*ACTIVITY*
Every line of the data should be written out exactly, with the pictures left out.

Stored data entries
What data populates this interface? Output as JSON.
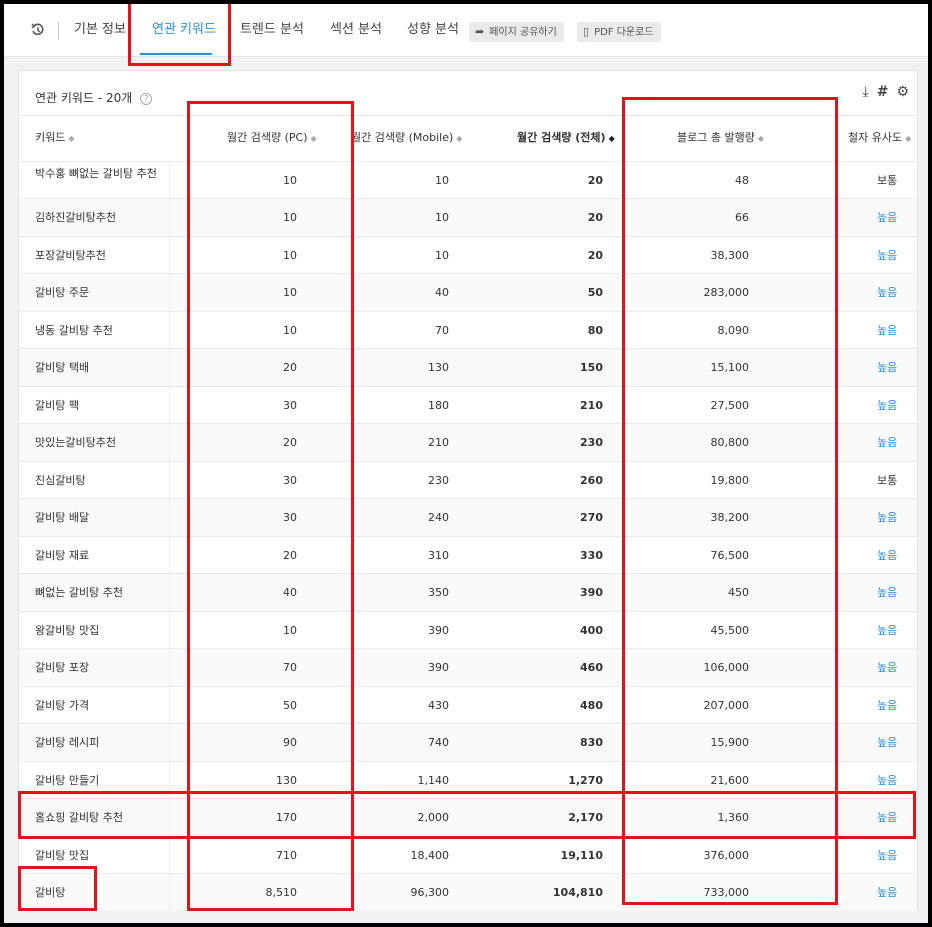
{
  "nav": {
    "tabs": [
      "기본 정보",
      "연관 키워드",
      "트렌드 분석",
      "섹션 분석",
      "성향 분석"
    ],
    "active_tab": 1,
    "share_label": "페이지 공유하기",
    "pdf_label": "PDF 다운로드"
  },
  "card": {
    "title": "연관 키워드 - 20개"
  },
  "table": {
    "headers": {
      "keyword": "키워드",
      "pc": "월간 검색량 (PC)",
      "mobile": "월간 검색량 (Mobile)",
      "total": "월간 검색량 (전체)",
      "blog": "블로그 총 발행량",
      "similarity": "철자 유사도"
    },
    "rows": [
      {
        "keyword": "박수홍 뼈없는 갈비탕 추천",
        "pc": "10",
        "mobile": "10",
        "total": "20",
        "blog": "48",
        "similarity": "보통"
      },
      {
        "keyword": "김하진갈비탕추천",
        "pc": "10",
        "mobile": "10",
        "total": "20",
        "blog": "66",
        "similarity": "높음"
      },
      {
        "keyword": "포장갈비탕추천",
        "pc": "10",
        "mobile": "10",
        "total": "20",
        "blog": "38,300",
        "similarity": "높음"
      },
      {
        "keyword": "갈비탕 주문",
        "pc": "10",
        "mobile": "40",
        "total": "50",
        "blog": "283,000",
        "similarity": "높음"
      },
      {
        "keyword": "냉동 갈비탕 추천",
        "pc": "10",
        "mobile": "70",
        "total": "80",
        "blog": "8,090",
        "similarity": "높음"
      },
      {
        "keyword": "갈비탕 택배",
        "pc": "20",
        "mobile": "130",
        "total": "150",
        "blog": "15,100",
        "similarity": "높음"
      },
      {
        "keyword": "갈비탕 팩",
        "pc": "30",
        "mobile": "180",
        "total": "210",
        "blog": "27,500",
        "similarity": "높음"
      },
      {
        "keyword": "맛있는갈비탕추천",
        "pc": "20",
        "mobile": "210",
        "total": "230",
        "blog": "80,800",
        "similarity": "높음"
      },
      {
        "keyword": "진심갈비탕",
        "pc": "30",
        "mobile": "230",
        "total": "260",
        "blog": "19,800",
        "similarity": "보통"
      },
      {
        "keyword": "갈비탕 배달",
        "pc": "30",
        "mobile": "240",
        "total": "270",
        "blog": "38,200",
        "similarity": "높음"
      },
      {
        "keyword": "갈비탕 재료",
        "pc": "20",
        "mobile": "310",
        "total": "330",
        "blog": "76,500",
        "similarity": "높음"
      },
      {
        "keyword": "뼈없는 갈비탕 추천",
        "pc": "40",
        "mobile": "350",
        "total": "390",
        "blog": "450",
        "similarity": "높음"
      },
      {
        "keyword": "왕갈비탕 맛집",
        "pc": "10",
        "mobile": "390",
        "total": "400",
        "blog": "45,500",
        "similarity": "높음"
      },
      {
        "keyword": "갈비탕 포장",
        "pc": "70",
        "mobile": "390",
        "total": "460",
        "blog": "106,000",
        "similarity": "높음"
      },
      {
        "keyword": "갈비탕 가격",
        "pc": "50",
        "mobile": "430",
        "total": "480",
        "blog": "207,000",
        "similarity": "높음"
      },
      {
        "keyword": "갈비탕 레시피",
        "pc": "90",
        "mobile": "740",
        "total": "830",
        "blog": "15,900",
        "similarity": "높음"
      },
      {
        "keyword": "갈비탕 만들기",
        "pc": "130",
        "mobile": "1,140",
        "total": "1,270",
        "blog": "21,600",
        "similarity": "높음"
      },
      {
        "keyword": "홈쇼핑 갈비탕 추천",
        "pc": "170",
        "mobile": "2,000",
        "total": "2,170",
        "blog": "1,360",
        "similarity": "높음"
      },
      {
        "keyword": "갈비탕 맛집",
        "pc": "710",
        "mobile": "18,400",
        "total": "19,110",
        "blog": "376,000",
        "similarity": "높음"
      },
      {
        "keyword": "갈비탕",
        "pc": "8,510",
        "mobile": "96,300",
        "total": "104,810",
        "blog": "733,000",
        "similarity": "높음"
      }
    ]
  },
  "colors": {
    "accent": "#2a8fd6",
    "highlight": "#e0141a"
  }
}
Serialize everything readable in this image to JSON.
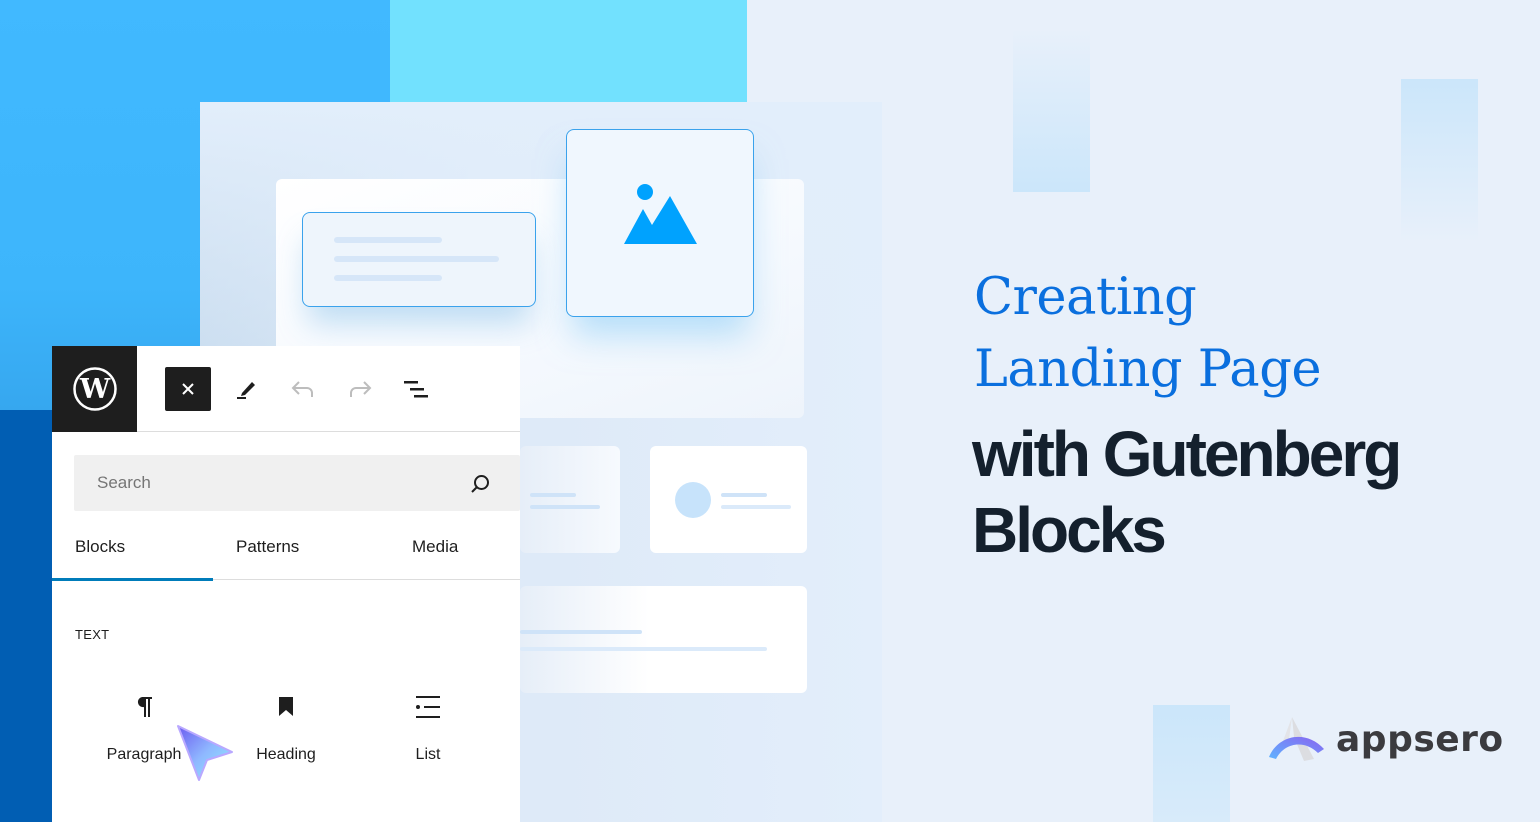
{
  "colors": {
    "accent_blue": "#0a6fde",
    "headline_dark": "#14202d",
    "image_icon_blue": "#00a2fe",
    "tab_active_underline": "#007cba",
    "wp_dark": "#1e1e1e"
  },
  "editor": {
    "toolbar": {
      "logo_icon": "wordpress-icon",
      "buttons": [
        {
          "name": "close",
          "icon": "close-icon",
          "glyph": "✕"
        },
        {
          "name": "tools",
          "icon": "pen-icon"
        },
        {
          "name": "undo",
          "icon": "undo-icon"
        },
        {
          "name": "redo",
          "icon": "redo-icon"
        },
        {
          "name": "document-overview",
          "icon": "list-view-icon"
        }
      ]
    },
    "search": {
      "placeholder": "Search",
      "value": "",
      "icon": "search-icon"
    },
    "tabs": [
      {
        "label": "Blocks",
        "active": true
      },
      {
        "label": "Patterns",
        "active": false
      },
      {
        "label": "Media",
        "active": false
      }
    ],
    "section_label": "TEXT",
    "blocks": [
      {
        "label": "Paragraph",
        "icon": "paragraph-icon"
      },
      {
        "label": "Heading",
        "icon": "bookmark-icon"
      },
      {
        "label": "List",
        "icon": "list-icon"
      }
    ]
  },
  "headline": {
    "line1": "Creating",
    "line2": "Landing Page",
    "line3": "with Gutenberg",
    "line4": "Blocks"
  },
  "brand": {
    "name": "appsero",
    "logo_icon": "appsero-logo-icon"
  }
}
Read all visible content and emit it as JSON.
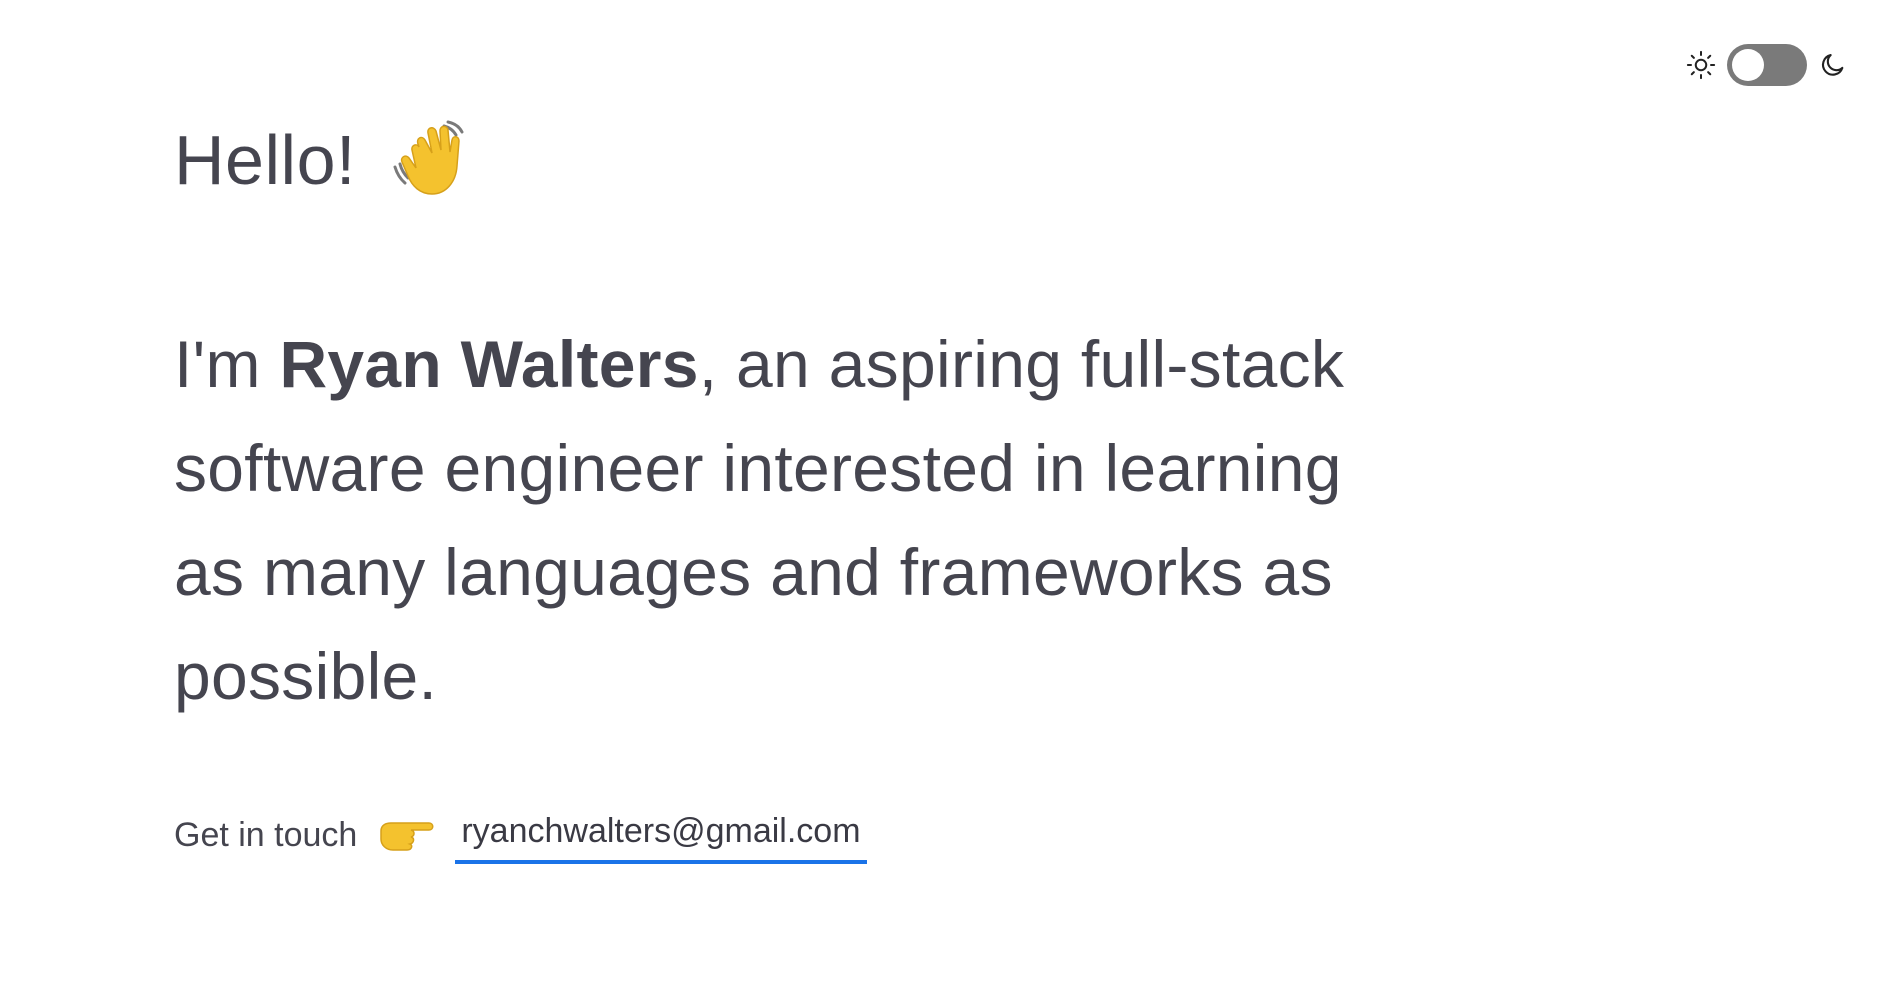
{
  "theme_toggle": {
    "light_icon": "sun-icon",
    "dark_icon": "moon-icon",
    "state": "light"
  },
  "greeting": {
    "text": "Hello!",
    "emoji_icon": "waving-hand-icon"
  },
  "intro": {
    "prefix": "I'm ",
    "name": "Ryan Walters",
    "suffix": ", an aspiring full-stack software engineer interested in learning as many languages and frameworks as possible."
  },
  "contact": {
    "label": "Get in touch",
    "pointer_icon": "pointing-right-icon",
    "email": "ryanchwalters@gmail.com"
  },
  "colors": {
    "text": "#45454f",
    "link_underline": "#1a73e8",
    "toggle_track": "#7a7a7a"
  }
}
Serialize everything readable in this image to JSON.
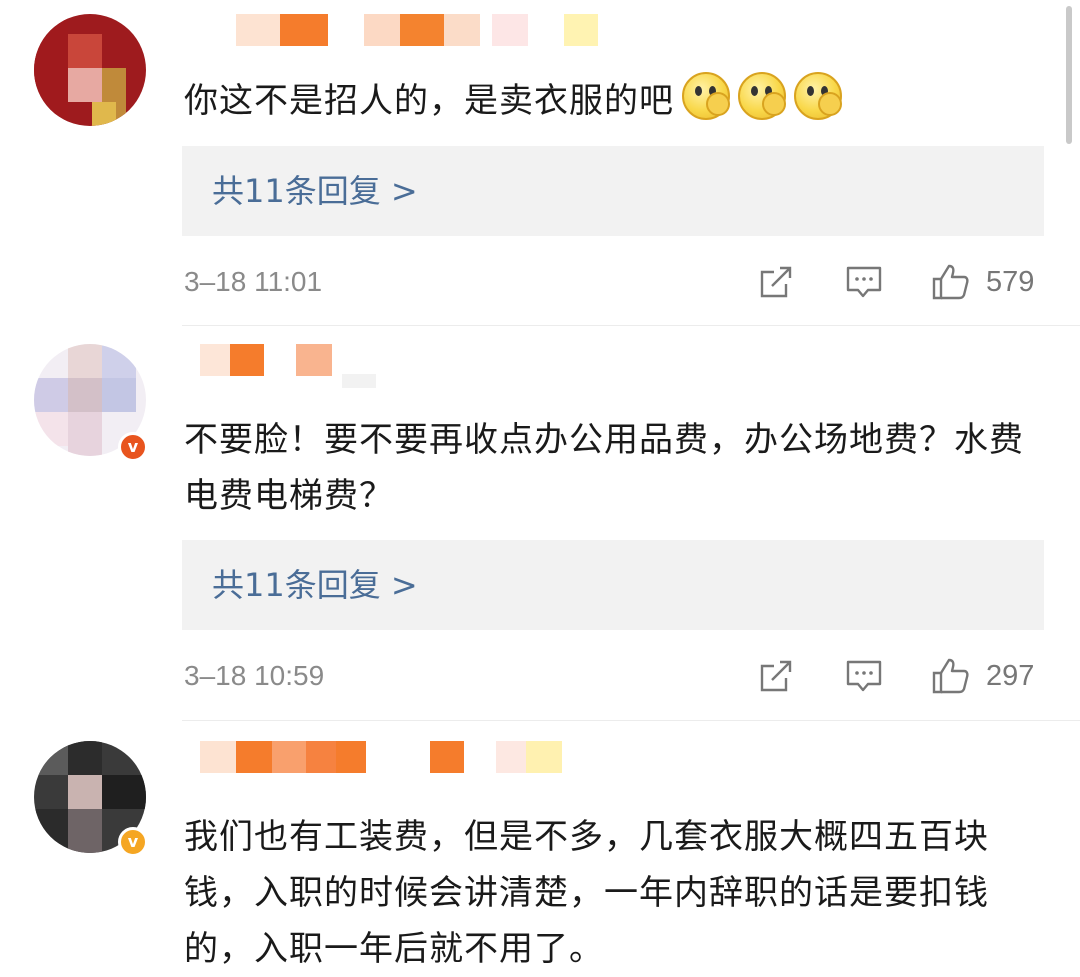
{
  "comments": [
    {
      "text": "你这不是招人的，是卖衣服的吧",
      "emojis": [
        "thinking-emoji",
        "thinking-emoji",
        "thinking-emoji"
      ],
      "reply_label": "共11条回复 >",
      "time": "3–18 11:01",
      "likes": "579",
      "verified": false
    },
    {
      "text": "不要脸！要不要再收点办公用品费，办公场地费？水费电费电梯费？",
      "reply_label": "共11条回复 >",
      "time": "3–18 10:59",
      "likes": "297",
      "verified": true,
      "badge_color": "#e8541e"
    },
    {
      "text": "我们也有工装费，但是不多，几套衣服大概四五百块钱，入职的时候会讲清楚，一年内辞职的话是要扣钱的，入职一年后就不用了。",
      "verified": true,
      "badge_color": "#f5a623"
    }
  ],
  "icons": {
    "share": "share-icon",
    "comment": "comment-icon",
    "like": "thumbs-up-icon",
    "verified": "verified-v-icon"
  },
  "colors": {
    "reply_link": "#4a6d97",
    "reply_bg": "#f2f2f2",
    "meta_text": "#8a8a8a"
  }
}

*EXERCISE RESPONSE*
What data populates this interface? Output as JSON.
{
  "nav": {
    "tabs": [
      "기본 정보",
      "연관 키워드",
      "트렌드 분석",
      "섹션 분석",
      "성향 분석"
    ],
    "active_tab": 1,
    "share_label": "페이지 공유하기",
    "pdf_label": "PDF 다운로드"
  },
  "card": {
    "title": "연관 키워드 - 20개"
  },
  "table": {
    "headers": {
      "keyword": "키워드",
      "pc": "월간 검색량 (PC)",
      "mobile": "월간 검색량 (Mobile)",
      "total": "월간 검색량 (전체)",
      "blog": "블로그 총 발행량",
      "similarity": "철자 유사도"
    },
    "rows": [
      {
        "keyword": "박수홍 뼈없는 갈비탕 추천",
        "pc": "10",
        "mobile": "10",
        "total": "20",
        "blog": "48",
        "similarity": "보통"
      },
      {
        "keyword": "김하진갈비탕추천",
        "pc": "10",
        "mobile": "10",
        "total": "20",
        "blog": "66",
        "similarity": "높음"
      },
      {
        "keyword": "포장갈비탕추천",
        "pc": "10",
        "mobile": "10",
        "total": "20",
        "blog": "38,300",
        "similarity": "높음"
      },
      {
        "keyword": "갈비탕 주문",
        "pc": "10",
        "mobile": "40",
        "total": "50",
        "blog": "283,000",
        "similarity": "높음"
      },
      {
        "keyword": "냉동 갈비탕 추천",
        "pc": "10",
        "mobile": "70",
        "total": "80",
        "blog": "8,090",
        "similarity": "높음"
      },
      {
        "keyword": "갈비탕 택배",
        "pc": "20",
        "mobile": "130",
        "total": "150",
        "blog": "15,100",
        "similarity": "높음"
      },
      {
        "keyword": "갈비탕 팩",
        "pc": "30",
        "mobile": "180",
        "total": "210",
        "blog": "27,500",
        "similarity": "높음"
      },
      {
        "keyword": "맛있는갈비탕추천",
        "pc": "20",
        "mobile": "210",
        "total": "230",
        "blog": "80,800",
        "similarity": "높음"
      },
      {
        "keyword": "진심갈비탕",
        "pc": "30",
        "mobile": "230",
        "total": "260",
        "blog": "19,800",
        "similarity": "보통"
      },
      {
        "keyword": "갈비탕 배달",
        "pc": "30",
        "mobile": "240",
        "total": "270",
        "blog": "38,200",
        "similarity": "높음"
      },
      {
        "keyword": "갈비탕 재료",
        "pc": "20",
        "mobile": "310",
        "total": "330",
        "blog": "76,500",
        "similarity": "높음"
      },
      {
        "keyword": "뼈없는 갈비탕 추천",
        "pc": "40",
        "mobile": "350",
        "total": "390",
        "blog": "450",
        "similarity": "높음"
      },
      {
        "keyword": "왕갈비탕 맛집",
        "pc": "10",
        "mobile": "390",
        "total": "400",
        "blog": "45,500",
        "similarity": "높음"
      },
      {
        "keyword": "갈비탕 포장",
        "pc": "70",
        "mobile": "390",
        "total": "460",
        "blog": "106,000",
        "similarity": "높음"
      },
      {
        "keyword": "갈비탕 가격",
        "pc": "50",
        "mobile": "430",
        "total": "480",
        "blog": "207,000",
        "similarity": "높음"
      },
      {
        "keyword": "갈비탕 레시피",
        "pc": "90",
        "mobile": "740",
        "total": "830",
        "blog": "15,900",
        "similarity": "높음"
      },
      {
        "keyword": "갈비탕 만들기",
        "pc": "130",
        "mobile": "1,140",
        "total": "1,270",
        "blog": "21,600",
        "similarity": "높음"
      },
      {
        "keyword": "홈쇼핑 갈비탕 추천",
        "pc": "170",
        "mobile": "2,000",
        "total": "2,170",
        "blog": "1,360",
        "similarity": "높음"
      },
      {
        "keyword": "갈비탕 맛집",
        "pc": "710",
        "mobile": "18,400",
        "total": "19,110",
        "blog": "376,000",
        "similarity": "높음"
      },
      {
        "keyword": "갈비탕",
        "pc": "8,510",
        "mobile": "96,300",
        "total": "104,810",
        "blog": "733,000",
        "similarity": "높음"
      }
    ]
  },
  "colors": {
    "accent": "#2a8fd6",
    "highlight": "#e0141a"
  }
}
Serialize everything readable in this image to JSON.
{
  "colors": {
    "accent_blue": "#0a6fde",
    "headline_dark": "#14202d",
    "image_icon_blue": "#00a2fe",
    "tab_active_underline": "#007cba",
    "wp_dark": "#1e1e1e"
  },
  "editor": {
    "toolbar": {
      "logo_icon": "wordpress-icon",
      "buttons": [
        {
          "name": "close",
          "icon": "close-icon",
          "glyph": "✕"
        },
        {
          "name": "tools",
          "icon": "pen-icon"
        },
        {
          "name": "undo",
          "icon": "undo-icon"
        },
        {
          "name": "redo",
          "icon": "redo-icon"
        },
        {
          "name": "document-overview",
          "icon": "list-view-icon"
        }
      ]
    },
    "search": {
      "placeholder": "Search",
      "value": "",
      "icon": "search-icon"
    },
    "tabs": [
      {
        "label": "Blocks",
        "active": true
      },
      {
        "label": "Patterns",
        "active": false
      },
      {
        "label": "Media",
        "active": false
      }
    ],
    "section_label": "TEXT",
    "blocks": [
      {
        "label": "Paragraph",
        "icon": "paragraph-icon"
      },
      {
        "label": "Heading",
        "icon": "bookmark-icon"
      },
      {
        "label": "List",
        "icon": "list-icon"
      }
    ]
  },
  "headline": {
    "line1": "Creating",
    "line2": "Landing Page",
    "line3": "with Gutenberg",
    "line4": "Blocks"
  },
  "brand": {
    "name": "appsero",
    "logo_icon": "appsero-logo-icon"
  }
}
Read all visible content and emit it as JSON.
{
  "theme_toggle": {
    "light_icon": "sun-icon",
    "dark_icon": "moon-icon",
    "state": "light"
  },
  "greeting": {
    "text": "Hello!",
    "emoji_icon": "waving-hand-icon"
  },
  "intro": {
    "prefix": "I'm ",
    "name": "Ryan Walters",
    "suffix": ", an aspiring full-stack software engineer interested in learning as many languages and frameworks as possible."
  },
  "contact": {
    "label": "Get in touch",
    "pointer_icon": "pointing-right-icon",
    "email": "ryanchwalters@gmail.com"
  },
  "colors": {
    "text": "#45454f",
    "link_underline": "#1a73e8",
    "toggle_track": "#7a7a7a"
  }
}
Serialize everything readable in this image to JSON.
{
  "comments": [
    {
      "text": "你这不是招人的，是卖衣服的吧",
      "emojis": [
        "thinking-emoji",
        "thinking-emoji",
        "thinking-emoji"
      ],
      "reply_label": "共11条回复 >",
      "time": "3–18 11:01",
      "likes": "579",
      "verified": false
    },
    {
      "text": "不要脸！要不要再收点办公用品费，办公场地费？水费电费电梯费？",
      "reply_label": "共11条回复 >",
      "time": "3–18 10:59",
      "likes": "297",
      "verified": true,
      "badge_color": "#e8541e"
    },
    {
      "text": "我们也有工装费，但是不多，几套衣服大概四五百块钱，入职的时候会讲清楚，一年内辞职的话是要扣钱的，入职一年后就不用了。",
      "verified": true,
      "badge_color": "#f5a623"
    }
  ],
  "icons": {
    "share": "share-icon",
    "comment": "comment-icon",
    "like": "thumbs-up-icon",
    "verified": "verified-v-icon"
  },
  "colors": {
    "reply_link": "#4a6d97",
    "reply_bg": "#f2f2f2",
    "meta_text": "#8a8a8a"
  }
}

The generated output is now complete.